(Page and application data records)
◆ ◆ ◆ ◆ ◆ ◆ ◆

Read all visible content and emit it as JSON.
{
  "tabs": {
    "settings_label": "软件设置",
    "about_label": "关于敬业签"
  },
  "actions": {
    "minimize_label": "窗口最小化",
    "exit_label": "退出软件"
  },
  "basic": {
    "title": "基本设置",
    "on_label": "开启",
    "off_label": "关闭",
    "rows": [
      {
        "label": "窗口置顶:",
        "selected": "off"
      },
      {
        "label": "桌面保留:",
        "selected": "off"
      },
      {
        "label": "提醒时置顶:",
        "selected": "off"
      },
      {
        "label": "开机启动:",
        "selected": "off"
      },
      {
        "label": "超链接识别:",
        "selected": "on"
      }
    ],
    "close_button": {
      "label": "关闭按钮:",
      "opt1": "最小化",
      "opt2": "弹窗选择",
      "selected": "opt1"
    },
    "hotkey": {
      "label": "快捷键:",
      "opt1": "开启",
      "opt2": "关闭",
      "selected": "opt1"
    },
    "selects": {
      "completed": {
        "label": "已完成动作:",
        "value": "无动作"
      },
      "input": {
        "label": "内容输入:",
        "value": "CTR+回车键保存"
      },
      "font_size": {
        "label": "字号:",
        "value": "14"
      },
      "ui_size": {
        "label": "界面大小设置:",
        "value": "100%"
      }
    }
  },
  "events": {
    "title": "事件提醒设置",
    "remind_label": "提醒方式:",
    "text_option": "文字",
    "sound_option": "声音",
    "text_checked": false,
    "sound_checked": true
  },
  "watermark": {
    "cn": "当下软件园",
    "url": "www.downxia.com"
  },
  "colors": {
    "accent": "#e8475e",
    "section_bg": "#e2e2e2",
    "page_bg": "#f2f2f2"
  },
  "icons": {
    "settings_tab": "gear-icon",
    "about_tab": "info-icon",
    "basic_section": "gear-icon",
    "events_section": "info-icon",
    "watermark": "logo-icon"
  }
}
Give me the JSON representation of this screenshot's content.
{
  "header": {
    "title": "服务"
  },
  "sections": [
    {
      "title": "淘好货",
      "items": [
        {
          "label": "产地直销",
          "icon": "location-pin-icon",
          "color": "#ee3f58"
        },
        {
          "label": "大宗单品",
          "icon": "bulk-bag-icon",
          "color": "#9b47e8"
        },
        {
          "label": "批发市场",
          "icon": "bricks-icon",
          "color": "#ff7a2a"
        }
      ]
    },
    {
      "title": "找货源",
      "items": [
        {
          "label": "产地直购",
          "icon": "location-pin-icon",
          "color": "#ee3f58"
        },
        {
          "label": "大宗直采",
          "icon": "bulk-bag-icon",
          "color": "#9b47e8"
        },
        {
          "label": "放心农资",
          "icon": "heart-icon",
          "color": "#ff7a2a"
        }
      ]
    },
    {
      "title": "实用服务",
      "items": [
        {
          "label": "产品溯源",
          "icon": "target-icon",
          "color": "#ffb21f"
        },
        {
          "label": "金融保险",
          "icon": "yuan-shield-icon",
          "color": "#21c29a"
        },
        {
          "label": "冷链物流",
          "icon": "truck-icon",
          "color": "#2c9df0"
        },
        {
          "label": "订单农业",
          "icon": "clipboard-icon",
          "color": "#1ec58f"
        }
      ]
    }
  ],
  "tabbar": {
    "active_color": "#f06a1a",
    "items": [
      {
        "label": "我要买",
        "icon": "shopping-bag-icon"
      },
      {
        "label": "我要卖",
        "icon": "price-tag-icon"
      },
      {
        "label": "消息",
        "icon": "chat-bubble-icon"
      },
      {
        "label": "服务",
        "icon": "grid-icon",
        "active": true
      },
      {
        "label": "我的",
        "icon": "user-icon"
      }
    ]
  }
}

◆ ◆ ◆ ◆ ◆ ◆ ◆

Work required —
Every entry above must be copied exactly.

Exercise answer —
Read all visible content and emit it as JSON.
{
  "tabs": {
    "settings_label": "软件设置",
    "about_label": "关于敬业签"
  },
  "actions": {
    "minimize_label": "窗口最小化",
    "exit_label": "退出软件"
  },
  "basic": {
    "title": "基本设置",
    "on_label": "开启",
    "off_label": "关闭",
    "rows": [
      {
        "label": "窗口置顶:",
        "selected": "off"
      },
      {
        "label": "桌面保留:",
        "selected": "off"
      },
      {
        "label": "提醒时置顶:",
        "selected": "off"
      },
      {
        "label": "开机启动:",
        "selected": "off"
      },
      {
        "label": "超链接识别:",
        "selected": "on"
      }
    ],
    "close_button": {
      "label": "关闭按钮:",
      "opt1": "最小化",
      "opt2": "弹窗选择",
      "selected": "opt1"
    },
    "hotkey": {
      "label": "快捷键:",
      "opt1": "开启",
      "opt2": "关闭",
      "selected": "opt1"
    },
    "selects": {
      "completed": {
        "label": "已完成动作:",
        "value": "无动作"
      },
      "input": {
        "label": "内容输入:",
        "value": "CTR+回车键保存"
      },
      "font_size": {
        "label": "字号:",
        "value": "14"
      },
      "ui_size": {
        "label": "界面大小设置:",
        "value": "100%"
      }
    }
  },
  "events": {
    "title": "事件提醒设置",
    "remind_label": "提醒方式:",
    "text_option": "文字",
    "sound_option": "声音",
    "text_checked": false,
    "sound_checked": true
  },
  "watermark": {
    "cn": "当下软件园",
    "url": "www.downxia.com"
  },
  "colors": {
    "accent": "#e8475e",
    "section_bg": "#e2e2e2",
    "page_bg": "#f2f2f2"
  },
  "icons": {
    "settings_tab": "gear-icon",
    "about_tab": "info-icon",
    "basic_section": "gear-icon",
    "events_section": "info-icon",
    "watermark": "logo-icon"
  }
}
Give me the JSON representation of this screenshot's content.
{
  "header": {
    "title": "服务"
  },
  "sections": [
    {
      "title": "淘好货",
      "items": [
        {
          "label": "产地直销",
          "icon": "location-pin-icon",
          "color": "#ee3f58"
        },
        {
          "label": "大宗单品",
          "icon": "bulk-bag-icon",
          "color": "#9b47e8"
        },
        {
          "label": "批发市场",
          "icon": "bricks-icon",
          "color": "#ff7a2a"
        }
      ]
    },
    {
      "title": "找货源",
      "items": [
        {
          "label": "产地直购",
          "icon": "location-pin-icon",
          "color": "#ee3f58"
        },
        {
          "label": "大宗直采",
          "icon": "bulk-bag-icon",
          "color": "#9b47e8"
        },
        {
          "label": "放心农资",
          "icon": "heart-icon",
          "color": "#ff7a2a"
        }
      ]
    },
    {
      "title": "实用服务",
      "items": [
        {
          "label": "产品溯源",
          "icon": "target-icon",
          "color": "#ffb21f"
        },
        {
          "label": "金融保险",
          "icon": "yuan-shield-icon",
          "color": "#21c29a"
        },
        {
          "label": "冷链物流",
          "icon": "truck-icon",
          "color": "#2c9df0"
        },
        {
          "label": "订单农业",
          "icon": "clipboard-icon",
          "color": "#1ec58f"
        }
      ]
    }
  ],
  "tabbar": {
    "active_color": "#f06a1a",
    "items": [
      {
        "label": "我要买",
        "icon": "shopping-bag-icon"
      },
      {
        "label": "我要卖",
        "icon": "price-tag-icon"
      },
      {
        "label": "消息",
        "icon": "chat-bubble-icon"
      },
      {
        "label": "服务",
        "icon": "grid-icon",
        "active": true
      },
      {
        "label": "我的",
        "icon": "user-icon"
      }
    ]
  }
}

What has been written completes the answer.